(Data to process begins)

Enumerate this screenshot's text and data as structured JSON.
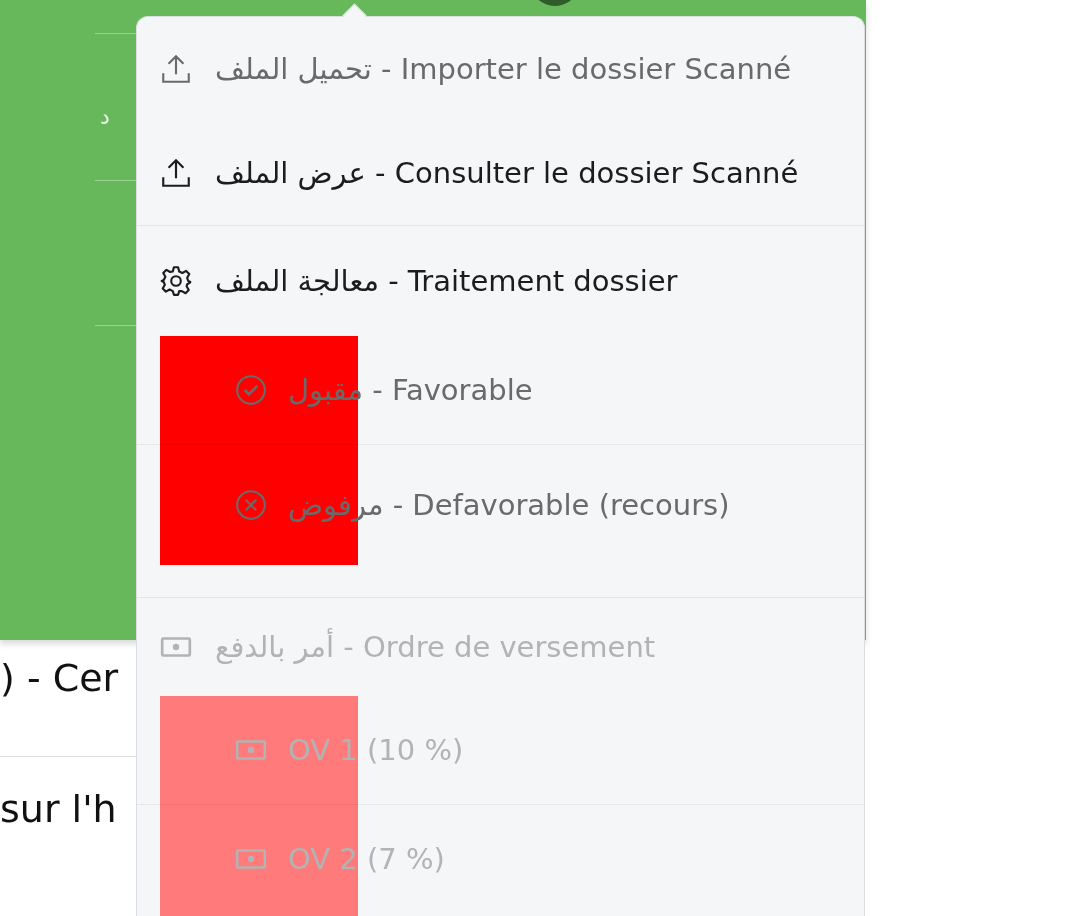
{
  "background": {
    "sidebar_glyph": "د",
    "lines": [
      ") - Cer",
      "sur l'h"
    ]
  },
  "menu": {
    "sections": [
      {
        "items": [
          {
            "kind": "upload",
            "muted": true,
            "disabled": false,
            "label": "تحميل الملف - Importer le dossier Scanné"
          },
          {
            "kind": "upload",
            "muted": false,
            "disabled": false,
            "label": "عرض الملف - Consulter le dossier Scanné"
          }
        ]
      },
      {
        "items": [
          {
            "kind": "gear",
            "muted": false,
            "disabled": false,
            "label": "معالجة الملف - Traitement dossier"
          }
        ],
        "sub": {
          "color": "#ff0000",
          "items": [
            {
              "kind": "check",
              "muted": true,
              "disabled": false,
              "label": "مقبول - Favorable"
            },
            {
              "kind": "cross",
              "muted": true,
              "disabled": false,
              "label": "مرفوض - Defavorable (recours)"
            }
          ]
        }
      },
      {
        "items": [
          {
            "kind": "money",
            "muted": false,
            "disabled": true,
            "label": "أمر بالدفع - Ordre de versement"
          }
        ],
        "sub": {
          "color": "#ff7b7b",
          "items": [
            {
              "kind": "money",
              "muted": false,
              "disabled": true,
              "label": "OV 1 (10 %)"
            },
            {
              "kind": "money",
              "muted": false,
              "disabled": true,
              "label": "OV 2 (7 %)"
            }
          ]
        }
      }
    ]
  }
}
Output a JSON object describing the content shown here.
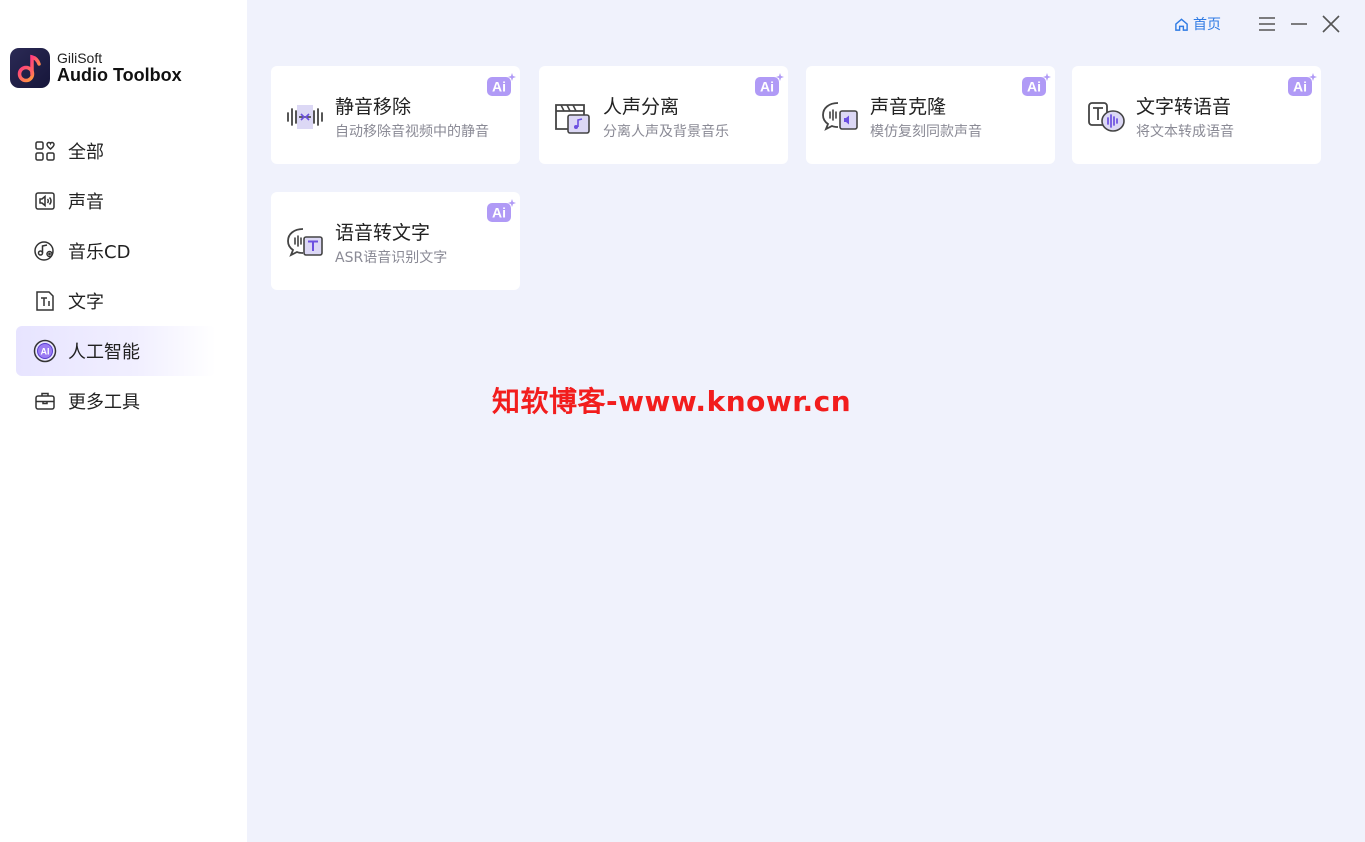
{
  "brand": {
    "small": "GiliSoft",
    "big": "Audio Toolbox"
  },
  "sidebar": {
    "items": [
      {
        "label": "全部",
        "icon": "grid-icon"
      },
      {
        "label": "声音",
        "icon": "speaker-file-icon"
      },
      {
        "label": "音乐CD",
        "icon": "music-cd-icon"
      },
      {
        "label": "文字",
        "icon": "text-file-icon"
      },
      {
        "label": "人工智能",
        "icon": "ai-circle-icon",
        "active": true
      },
      {
        "label": "更多工具",
        "icon": "toolbox-icon"
      }
    ]
  },
  "topbar": {
    "home_label": "首页"
  },
  "cards": [
    {
      "title": "静音移除",
      "desc": "自动移除音视频中的静音",
      "badge": "Ai"
    },
    {
      "title": "人声分离",
      "desc": "分离人声及背景音乐",
      "badge": "Ai"
    },
    {
      "title": "声音克隆",
      "desc": "模仿复刻同款声音",
      "badge": "Ai"
    },
    {
      "title": "文字转语音",
      "desc": "将文本转成语音",
      "badge": "Ai"
    },
    {
      "title": "语音转文字",
      "desc": "ASR语音识别文字",
      "badge": "Ai"
    }
  ],
  "watermark": "知软博客-www.knowr.cn",
  "colors": {
    "accent": "#2f7be4",
    "ai_purple": "#9b7cf3",
    "active_bg": "#e7e4ff",
    "watermark": "#f21d1d"
  }
}
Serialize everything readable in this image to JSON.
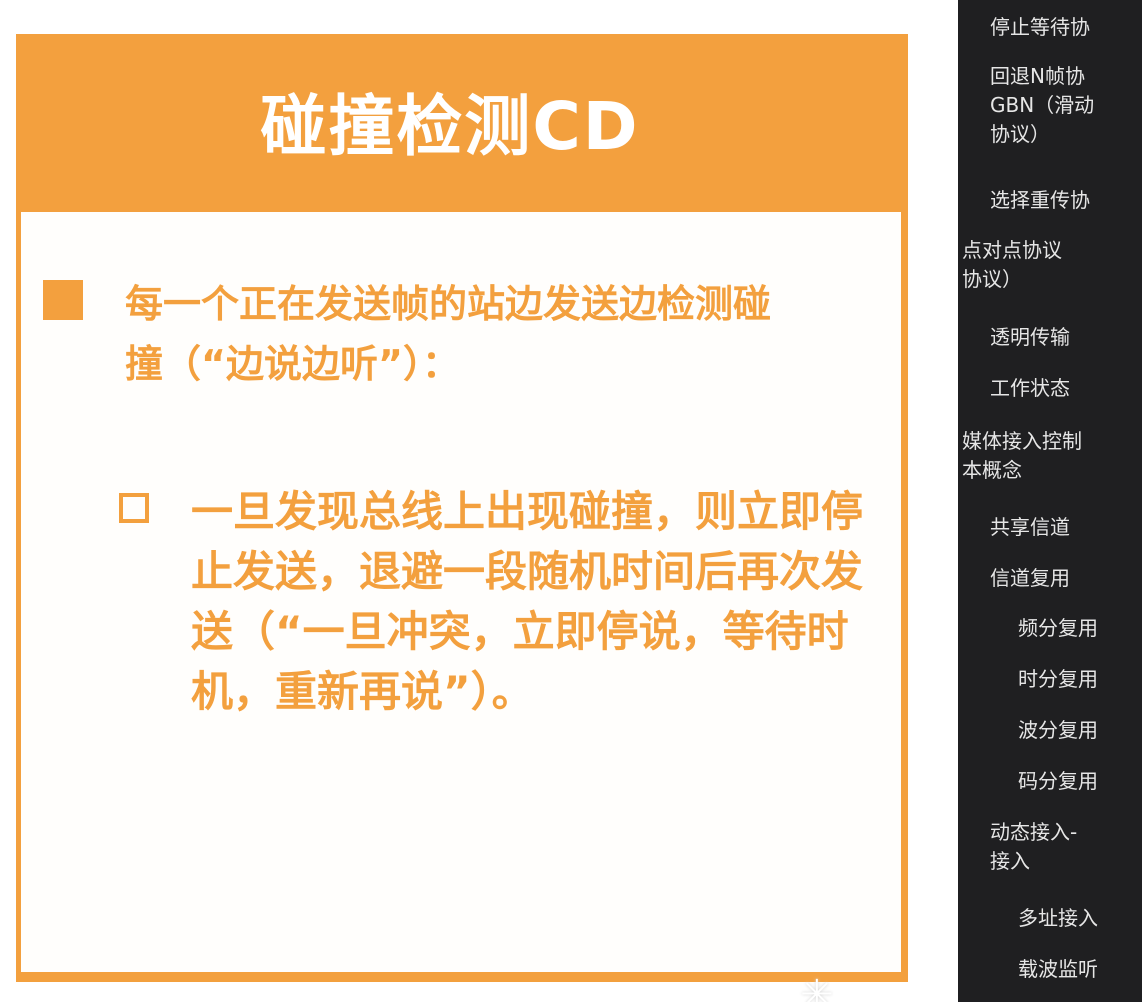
{
  "slide": {
    "title": "碰撞检测CD",
    "bullet1": "每一个正在发送帧的站边发送边检测碰撞（“边说边听”）：",
    "bullet2": "一旦发现总线上出现碰撞，则立即停止发送，退避一段随机时间后再次发送（“一旦冲突，立即停说，等待时机，重新再说”）。",
    "accent_color": "#f3a03e"
  },
  "sidebar": {
    "background": "#1f1f21",
    "items": [
      {
        "id": "stop-wait",
        "lines": [
          "停止等待协"
        ]
      },
      {
        "id": "gbn",
        "lines": [
          "回退N帧协",
          "GBN（滑动",
          "协议）"
        ]
      },
      {
        "id": "sr",
        "lines": [
          "选择重传协"
        ]
      },
      {
        "id": "ppp",
        "lines": [
          "点对点协议",
          "协议）"
        ]
      },
      {
        "id": "transparent",
        "lines": [
          "透明传输"
        ]
      },
      {
        "id": "working-state",
        "lines": [
          "工作状态"
        ]
      },
      {
        "id": "mac-concepts",
        "lines": [
          "媒体接入控制",
          "本概念"
        ]
      },
      {
        "id": "shared-channel",
        "lines": [
          "共享信道"
        ]
      },
      {
        "id": "multiplexing",
        "lines": [
          "信道复用"
        ]
      },
      {
        "id": "fdm",
        "lines": [
          "频分复用"
        ]
      },
      {
        "id": "tdm",
        "lines": [
          "时分复用"
        ]
      },
      {
        "id": "wdm",
        "lines": [
          "波分复用"
        ]
      },
      {
        "id": "cdm",
        "lines": [
          "码分复用"
        ]
      },
      {
        "id": "dynamic-access",
        "lines": [
          "动态接入-",
          "接入"
        ]
      },
      {
        "id": "multiple-access",
        "lines": [
          "多址接入"
        ]
      },
      {
        "id": "carrier-sense",
        "lines": [
          "载波监听"
        ]
      }
    ]
  },
  "icons": {
    "loading": "loading-spinner-icon"
  }
}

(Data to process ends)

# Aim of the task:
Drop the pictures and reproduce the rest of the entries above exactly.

# Answer box:
Enumerate this screenshot's text and data as structured JSON.
{
  "background": {
    "sidebar_glyph": "د",
    "lines": [
      ") - Cer",
      "sur l'h"
    ]
  },
  "menu": {
    "sections": [
      {
        "items": [
          {
            "kind": "upload",
            "muted": true,
            "disabled": false,
            "label": "تحميل الملف - Importer le dossier Scanné"
          },
          {
            "kind": "upload",
            "muted": false,
            "disabled": false,
            "label": "عرض الملف - Consulter le dossier Scanné"
          }
        ]
      },
      {
        "items": [
          {
            "kind": "gear",
            "muted": false,
            "disabled": false,
            "label": "معالجة الملف - Traitement dossier"
          }
        ],
        "sub": {
          "color": "#ff0000",
          "items": [
            {
              "kind": "check",
              "muted": true,
              "disabled": false,
              "label": "مقبول - Favorable"
            },
            {
              "kind": "cross",
              "muted": true,
              "disabled": false,
              "label": "مرفوض - Defavorable (recours)"
            }
          ]
        }
      },
      {
        "items": [
          {
            "kind": "money",
            "muted": false,
            "disabled": true,
            "label": "أمر بالدفع - Ordre de versement"
          }
        ],
        "sub": {
          "color": "#ff7b7b",
          "items": [
            {
              "kind": "money",
              "muted": false,
              "disabled": true,
              "label": "OV 1 (10 %)"
            },
            {
              "kind": "money",
              "muted": false,
              "disabled": true,
              "label": "OV 2 (7 %)"
            }
          ]
        }
      }
    ]
  }
}
Output a JSON object describing the content shown here.
{
  "brand": {
    "small": "GiliSoft",
    "big": "Audio Toolbox"
  },
  "sidebar": {
    "items": [
      {
        "label": "全部",
        "icon": "grid-icon"
      },
      {
        "label": "声音",
        "icon": "speaker-file-icon"
      },
      {
        "label": "音乐CD",
        "icon": "music-cd-icon"
      },
      {
        "label": "文字",
        "icon": "text-file-icon"
      },
      {
        "label": "人工智能",
        "icon": "ai-circle-icon",
        "active": true
      },
      {
        "label": "更多工具",
        "icon": "toolbox-icon"
      }
    ]
  },
  "topbar": {
    "home_label": "首页"
  },
  "cards": [
    {
      "title": "静音移除",
      "desc": "自动移除音视频中的静音",
      "badge": "Ai"
    },
    {
      "title": "人声分离",
      "desc": "分离人声及背景音乐",
      "badge": "Ai"
    },
    {
      "title": "声音克隆",
      "desc": "模仿复刻同款声音",
      "badge": "Ai"
    },
    {
      "title": "文字转语音",
      "desc": "将文本转成语音",
      "badge": "Ai"
    },
    {
      "title": "语音转文字",
      "desc": "ASR语音识别文字",
      "badge": "Ai"
    }
  ],
  "watermark": "知软博客-www.knowr.cn",
  "colors": {
    "accent": "#2f7be4",
    "ai_purple": "#9b7cf3",
    "active_bg": "#e7e4ff",
    "watermark": "#f21d1d"
  }
}
Serialize everything readable in this image to JSON.
{
  "slide": {
    "title": "碰撞检测CD",
    "bullet1": "每一个正在发送帧的站边发送边检测碰撞（“边说边听”）：",
    "bullet2": "一旦发现总线上出现碰撞，则立即停止发送，退避一段随机时间后再次发送（“一旦冲突，立即停说，等待时机，重新再说”）。",
    "accent_color": "#f3a03e"
  },
  "sidebar": {
    "background": "#1f1f21",
    "items": [
      {
        "id": "stop-wait",
        "lines": [
          "停止等待协"
        ]
      },
      {
        "id": "gbn",
        "lines": [
          "回退N帧协",
          "GBN（滑动",
          "协议）"
        ]
      },
      {
        "id": "sr",
        "lines": [
          "选择重传协"
        ]
      },
      {
        "id": "ppp",
        "lines": [
          "点对点协议",
          "协议）"
        ]
      },
      {
        "id": "transparent",
        "lines": [
          "透明传输"
        ]
      },
      {
        "id": "working-state",
        "lines": [
          "工作状态"
        ]
      },
      {
        "id": "mac-concepts",
        "lines": [
          "媒体接入控制",
          "本概念"
        ]
      },
      {
        "id": "shared-channel",
        "lines": [
          "共享信道"
        ]
      },
      {
        "id": "multiplexing",
        "lines": [
          "信道复用"
        ]
      },
      {
        "id": "fdm",
        "lines": [
          "频分复用"
        ]
      },
      {
        "id": "tdm",
        "lines": [
          "时分复用"
        ]
      },
      {
        "id": "wdm",
        "lines": [
          "波分复用"
        ]
      },
      {
        "id": "cdm",
        "lines": [
          "码分复用"
        ]
      },
      {
        "id": "dynamic-access",
        "lines": [
          "动态接入-",
          "接入"
        ]
      },
      {
        "id": "multiple-access",
        "lines": [
          "多址接入"
        ]
      },
      {
        "id": "carrier-sense",
        "lines": [
          "载波监听"
        ]
      }
    ]
  },
  "icons": {
    "loading": "loading-spinner-icon"
  }
}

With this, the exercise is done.